§ **Task requirements**: Each entry that appears below should be restated exactly as it is.

§ **Task data**:

Content starts

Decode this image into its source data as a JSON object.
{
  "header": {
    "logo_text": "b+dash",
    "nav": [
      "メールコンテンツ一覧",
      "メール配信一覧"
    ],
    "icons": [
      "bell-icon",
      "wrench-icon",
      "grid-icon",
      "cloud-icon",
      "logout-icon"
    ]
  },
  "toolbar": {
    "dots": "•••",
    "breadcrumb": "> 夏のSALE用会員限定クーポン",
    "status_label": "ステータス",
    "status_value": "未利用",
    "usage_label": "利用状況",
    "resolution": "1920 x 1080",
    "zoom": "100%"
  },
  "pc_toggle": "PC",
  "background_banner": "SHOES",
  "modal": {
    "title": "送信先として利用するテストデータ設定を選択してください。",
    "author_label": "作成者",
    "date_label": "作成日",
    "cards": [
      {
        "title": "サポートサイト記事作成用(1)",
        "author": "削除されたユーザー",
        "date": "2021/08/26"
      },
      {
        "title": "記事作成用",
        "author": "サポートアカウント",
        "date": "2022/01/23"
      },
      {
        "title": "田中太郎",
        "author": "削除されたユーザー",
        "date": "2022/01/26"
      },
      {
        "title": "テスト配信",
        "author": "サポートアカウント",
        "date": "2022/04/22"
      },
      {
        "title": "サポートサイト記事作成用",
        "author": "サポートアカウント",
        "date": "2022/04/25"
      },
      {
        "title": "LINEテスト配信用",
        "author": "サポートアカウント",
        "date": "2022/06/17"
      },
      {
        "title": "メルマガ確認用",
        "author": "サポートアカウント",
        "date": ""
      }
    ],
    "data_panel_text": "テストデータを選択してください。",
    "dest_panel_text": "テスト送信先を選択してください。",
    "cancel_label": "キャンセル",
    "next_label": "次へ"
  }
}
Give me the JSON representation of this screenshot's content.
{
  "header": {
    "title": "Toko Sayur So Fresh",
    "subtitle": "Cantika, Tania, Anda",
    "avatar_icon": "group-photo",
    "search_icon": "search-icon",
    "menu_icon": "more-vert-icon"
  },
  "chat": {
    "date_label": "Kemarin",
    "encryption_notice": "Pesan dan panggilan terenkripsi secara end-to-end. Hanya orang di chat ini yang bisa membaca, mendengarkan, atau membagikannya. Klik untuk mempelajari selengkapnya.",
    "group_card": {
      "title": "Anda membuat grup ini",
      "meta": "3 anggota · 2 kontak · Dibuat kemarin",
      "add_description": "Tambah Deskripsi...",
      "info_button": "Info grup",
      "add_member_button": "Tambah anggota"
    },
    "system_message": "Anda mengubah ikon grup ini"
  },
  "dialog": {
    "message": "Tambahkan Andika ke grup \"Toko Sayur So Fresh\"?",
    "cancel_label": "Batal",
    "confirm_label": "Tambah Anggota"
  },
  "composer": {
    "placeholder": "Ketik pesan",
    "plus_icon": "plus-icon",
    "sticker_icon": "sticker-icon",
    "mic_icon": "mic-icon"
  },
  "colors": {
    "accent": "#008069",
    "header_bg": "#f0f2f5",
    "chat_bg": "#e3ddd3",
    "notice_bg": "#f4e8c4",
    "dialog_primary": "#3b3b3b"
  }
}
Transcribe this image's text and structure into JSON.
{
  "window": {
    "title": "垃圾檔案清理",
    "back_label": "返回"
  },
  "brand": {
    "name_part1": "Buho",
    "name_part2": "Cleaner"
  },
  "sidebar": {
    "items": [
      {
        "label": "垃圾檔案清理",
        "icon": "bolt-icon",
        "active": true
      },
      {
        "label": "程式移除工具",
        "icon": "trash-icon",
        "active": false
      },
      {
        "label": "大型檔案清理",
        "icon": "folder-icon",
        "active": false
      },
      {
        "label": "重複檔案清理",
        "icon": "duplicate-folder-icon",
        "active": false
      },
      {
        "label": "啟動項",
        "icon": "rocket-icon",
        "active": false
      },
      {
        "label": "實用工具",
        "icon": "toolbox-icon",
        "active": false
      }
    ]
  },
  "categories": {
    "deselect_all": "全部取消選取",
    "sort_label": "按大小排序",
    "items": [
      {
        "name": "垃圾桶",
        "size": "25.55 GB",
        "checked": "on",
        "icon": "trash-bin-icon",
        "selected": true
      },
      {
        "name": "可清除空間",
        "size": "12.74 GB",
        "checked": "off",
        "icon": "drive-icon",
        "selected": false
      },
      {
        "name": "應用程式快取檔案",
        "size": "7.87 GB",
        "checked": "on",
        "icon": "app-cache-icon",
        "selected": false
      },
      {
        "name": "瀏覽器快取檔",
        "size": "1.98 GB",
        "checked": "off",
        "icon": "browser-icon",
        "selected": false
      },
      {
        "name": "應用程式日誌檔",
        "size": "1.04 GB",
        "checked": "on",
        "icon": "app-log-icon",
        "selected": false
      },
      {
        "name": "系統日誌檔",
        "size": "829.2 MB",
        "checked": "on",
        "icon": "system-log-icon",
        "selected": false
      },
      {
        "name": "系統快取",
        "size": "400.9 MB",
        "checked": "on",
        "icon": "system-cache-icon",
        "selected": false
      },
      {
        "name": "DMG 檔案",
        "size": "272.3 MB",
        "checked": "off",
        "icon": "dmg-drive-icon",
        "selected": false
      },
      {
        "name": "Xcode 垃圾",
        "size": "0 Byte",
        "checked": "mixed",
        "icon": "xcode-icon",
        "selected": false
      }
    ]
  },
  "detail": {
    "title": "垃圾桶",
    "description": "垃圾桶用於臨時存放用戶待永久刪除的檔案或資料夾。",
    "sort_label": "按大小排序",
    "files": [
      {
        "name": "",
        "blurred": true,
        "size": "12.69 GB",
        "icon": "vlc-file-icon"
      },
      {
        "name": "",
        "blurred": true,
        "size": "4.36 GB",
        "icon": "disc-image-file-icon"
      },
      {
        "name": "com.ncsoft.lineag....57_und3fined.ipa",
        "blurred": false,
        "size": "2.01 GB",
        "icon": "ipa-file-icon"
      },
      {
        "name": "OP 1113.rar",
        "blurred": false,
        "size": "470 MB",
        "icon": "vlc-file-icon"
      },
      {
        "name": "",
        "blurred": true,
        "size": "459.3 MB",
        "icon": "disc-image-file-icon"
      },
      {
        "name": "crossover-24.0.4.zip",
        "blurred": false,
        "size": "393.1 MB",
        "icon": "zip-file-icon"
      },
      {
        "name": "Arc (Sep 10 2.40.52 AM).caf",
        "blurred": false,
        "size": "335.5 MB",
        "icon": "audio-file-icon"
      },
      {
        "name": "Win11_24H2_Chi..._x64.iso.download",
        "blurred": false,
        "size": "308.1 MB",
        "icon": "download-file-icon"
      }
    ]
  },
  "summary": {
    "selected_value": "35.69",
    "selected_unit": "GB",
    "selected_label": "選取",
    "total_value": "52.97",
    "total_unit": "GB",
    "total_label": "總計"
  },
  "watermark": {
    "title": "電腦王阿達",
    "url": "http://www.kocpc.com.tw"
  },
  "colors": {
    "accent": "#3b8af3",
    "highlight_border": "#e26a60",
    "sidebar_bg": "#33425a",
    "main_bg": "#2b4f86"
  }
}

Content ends

§ **Reply**:
Decode this image into its source data as a JSON object.
{
  "header": {
    "logo_text": "b+dash",
    "nav": [
      "メールコンテンツ一覧",
      "メール配信一覧"
    ],
    "icons": [
      "bell-icon",
      "wrench-icon",
      "grid-icon",
      "cloud-icon",
      "logout-icon"
    ]
  },
  "toolbar": {
    "dots": "•••",
    "breadcrumb": "> 夏のSALE用会員限定クーポン",
    "status_label": "ステータス",
    "status_value": "未利用",
    "usage_label": "利用状況",
    "resolution": "1920 x 1080",
    "zoom": "100%"
  },
  "pc_toggle": "PC",
  "background_banner": "SHOES",
  "modal": {
    "title": "送信先として利用するテストデータ設定を選択してください。",
    "author_label": "作成者",
    "date_label": "作成日",
    "cards": [
      {
        "title": "サポートサイト記事作成用(1)",
        "author": "削除されたユーザー",
        "date": "2021/08/26"
      },
      {
        "title": "記事作成用",
        "author": "サポートアカウント",
        "date": "2022/01/23"
      },
      {
        "title": "田中太郎",
        "author": "削除されたユーザー",
        "date": "2022/01/26"
      },
      {
        "title": "テスト配信",
        "author": "サポートアカウント",
        "date": "2022/04/22"
      },
      {
        "title": "サポートサイト記事作成用",
        "author": "サポートアカウント",
        "date": "2022/04/25"
      },
      {
        "title": "LINEテスト配信用",
        "author": "サポートアカウント",
        "date": "2022/06/17"
      },
      {
        "title": "メルマガ確認用",
        "author": "サポートアカウント",
        "date": ""
      }
    ],
    "data_panel_text": "テストデータを選択してください。",
    "dest_panel_text": "テスト送信先を選択してください。",
    "cancel_label": "キャンセル",
    "next_label": "次へ"
  }
}
Give me the JSON representation of this screenshot's content.
{
  "header": {
    "title": "Toko Sayur So Fresh",
    "subtitle": "Cantika, Tania, Anda",
    "avatar_icon": "group-photo",
    "search_icon": "search-icon",
    "menu_icon": "more-vert-icon"
  },
  "chat": {
    "date_label": "Kemarin",
    "encryption_notice": "Pesan dan panggilan terenkripsi secara end-to-end. Hanya orang di chat ini yang bisa membaca, mendengarkan, atau membagikannya. Klik untuk mempelajari selengkapnya.",
    "group_card": {
      "title": "Anda membuat grup ini",
      "meta": "3 anggota · 2 kontak · Dibuat kemarin",
      "add_description": "Tambah Deskripsi...",
      "info_button": "Info grup",
      "add_member_button": "Tambah anggota"
    },
    "system_message": "Anda mengubah ikon grup ini"
  },
  "dialog": {
    "message": "Tambahkan Andika ke grup \"Toko Sayur So Fresh\"?",
    "cancel_label": "Batal",
    "confirm_label": "Tambah Anggota"
  },
  "composer": {
    "placeholder": "Ketik pesan",
    "plus_icon": "plus-icon",
    "sticker_icon": "sticker-icon",
    "mic_icon": "mic-icon"
  },
  "colors": {
    "accent": "#008069",
    "header_bg": "#f0f2f5",
    "chat_bg": "#e3ddd3",
    "notice_bg": "#f4e8c4",
    "dialog_primary": "#3b3b3b"
  }
}
Transcribe this image's text and structure into JSON.
{
  "window": {
    "title": "垃圾檔案清理",
    "back_label": "返回"
  },
  "brand": {
    "name_part1": "Buho",
    "name_part2": "Cleaner"
  },
  "sidebar": {
    "items": [
      {
        "label": "垃圾檔案清理",
        "icon": "bolt-icon",
        "active": true
      },
      {
        "label": "程式移除工具",
        "icon": "trash-icon",
        "active": false
      },
      {
        "label": "大型檔案清理",
        "icon": "folder-icon",
        "active": false
      },
      {
        "label": "重複檔案清理",
        "icon": "duplicate-folder-icon",
        "active": false
      },
      {
        "label": "啟動項",
        "icon": "rocket-icon",
        "active": false
      },
      {
        "label": "實用工具",
        "icon": "toolbox-icon",
        "active": false
      }
    ]
  },
  "categories": {
    "deselect_all": "全部取消選取",
    "sort_label": "按大小排序",
    "items": [
      {
        "name": "垃圾桶",
        "size": "25.55 GB",
        "checked": "on",
        "icon": "trash-bin-icon",
        "selected": true
      },
      {
        "name": "可清除空間",
        "size": "12.74 GB",
        "checked": "off",
        "icon": "drive-icon",
        "selected": false
      },
      {
        "name": "應用程式快取檔案",
        "size": "7.87 GB",
        "checked": "on",
        "icon": "app-cache-icon",
        "selected": false
      },
      {
        "name": "瀏覽器快取檔",
        "size": "1.98 GB",
        "checked": "off",
        "icon": "browser-icon",
        "selected": false
      },
      {
        "name": "應用程式日誌檔",
        "size": "1.04 GB",
        "checked": "on",
        "icon": "app-log-icon",
        "selected": false
      },
      {
        "name": "系統日誌檔",
        "size": "829.2 MB",
        "checked": "on",
        "icon": "system-log-icon",
        "selected": false
      },
      {
        "name": "系統快取",
        "size": "400.9 MB",
        "checked": "on",
        "icon": "system-cache-icon",
        "selected": false
      },
      {
        "name": "DMG 檔案",
        "size": "272.3 MB",
        "checked": "off",
        "icon": "dmg-drive-icon",
        "selected": false
      },
      {
        "name": "Xcode 垃圾",
        "size": "0 Byte",
        "checked": "mixed",
        "icon": "xcode-icon",
        "selected": false
      }
    ]
  },
  "detail": {
    "title": "垃圾桶",
    "description": "垃圾桶用於臨時存放用戶待永久刪除的檔案或資料夾。",
    "sort_label": "按大小排序",
    "files": [
      {
        "name": "",
        "blurred": true,
        "size": "12.69 GB",
        "icon": "vlc-file-icon"
      },
      {
        "name": "",
        "blurred": true,
        "size": "4.36 GB",
        "icon": "disc-image-file-icon"
      },
      {
        "name": "com.ncsoft.lineag....57_und3fined.ipa",
        "blurred": false,
        "size": "2.01 GB",
        "icon": "ipa-file-icon"
      },
      {
        "name": "OP 1113.rar",
        "blurred": false,
        "size": "470 MB",
        "icon": "vlc-file-icon"
      },
      {
        "name": "",
        "blurred": true,
        "size": "459.3 MB",
        "icon": "disc-image-file-icon"
      },
      {
        "name": "crossover-24.0.4.zip",
        "blurred": false,
        "size": "393.1 MB",
        "icon": "zip-file-icon"
      },
      {
        "name": "Arc (Sep 10 2.40.52 AM).caf",
        "blurred": false,
        "size": "335.5 MB",
        "icon": "audio-file-icon"
      },
      {
        "name": "Win11_24H2_Chi..._x64.iso.download",
        "blurred": false,
        "size": "308.1 MB",
        "icon": "download-file-icon"
      }
    ]
  },
  "summary": {
    "selected_value": "35.69",
    "selected_unit": "GB",
    "selected_label": "選取",
    "total_value": "52.97",
    "total_unit": "GB",
    "total_label": "總計"
  },
  "watermark": {
    "title": "電腦王阿達",
    "url": "http://www.kocpc.com.tw"
  },
  "colors": {
    "accent": "#3b8af3",
    "highlight_border": "#e26a60",
    "sidebar_bg": "#33425a",
    "main_bg": "#2b4f86"
  }
}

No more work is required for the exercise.